Dec. 7 – China recently released a circular allowing foreign capital involvement in China’s medical institutions sector for the first time. Specialists believe the new policy will have a significant impact on the country’s ongoing reform of the medical industry.
The Chinese State Council forwarded the “Circular on Further Encouraging and Guiding Social Capital to Investing in the Foundation of Medical Organizations” on November 26, and gave permits to foreign enterprises to establish both profitable and non-profit medical institutions in China. The circular clarifies that China will offer favorable policies to Hong Kong, Macau and Taiwan investors who are interested in founding medical institutions and also encourages all kinds of foreign investment in medical organizations across China’s middle and western regions.
The circular says China will gradually relax restrictions on foreign share proportions in jointly invested medical institutions, and will finally open up the market to wholly foreign-owned medical organizations after first opening up several trial locations.
The government will simultaneously simplify the licensing procedures for foreign investors interested in establishing medical organizations. According to the circular, jointly-invested medical institutions need to get approval from provincial authorities, while wholly foreign invested medical organizations need to apply for a license from China’s Ministry of Health and Ministry of Commerce.
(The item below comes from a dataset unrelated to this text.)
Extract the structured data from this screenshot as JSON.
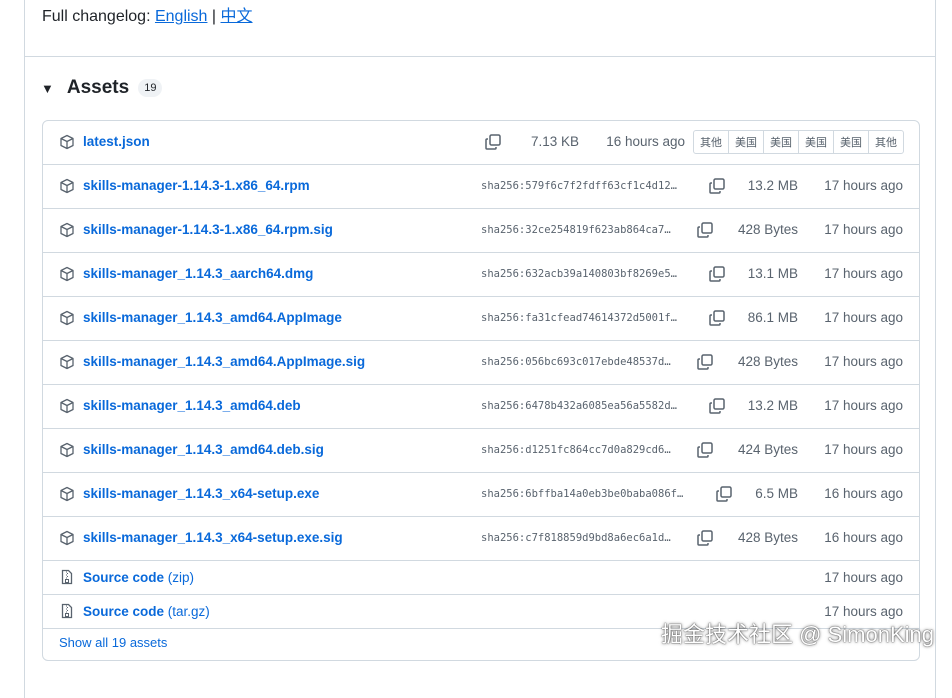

China’s medical sector is a field which foreign investors have been interested in for a long time. According to a 2009 report on CBN, a Chinese financial newspaper, China started to see foreign investment into special clinics and medical facilities in the early 1990s. However, foreign investors slowed down in 2005 when China’s public hospital-focused medical reform was widely criticized as “a failure” – leading to a surge in the price of medicine and other social problems. It was not until 2009 that China published the new plan of reform encouraging the entrance of “diverse investors” into the public health sector while ensuring fundamental medical services from public hospitals to the people.
In addition to foreign capital, the circular also welcomes private and social capital entrance into China’s medical institutions sector.
Analysts believe the new policy will improve service and management across the sector by introducing more competition to the market. Wang Jishan, vice president of the People’s Hospital of Peking University says the new policy will bring more opportunities for both hospitals and doctors.
“Doctor mobility will grow and doctor salary will see an increase too,” he added.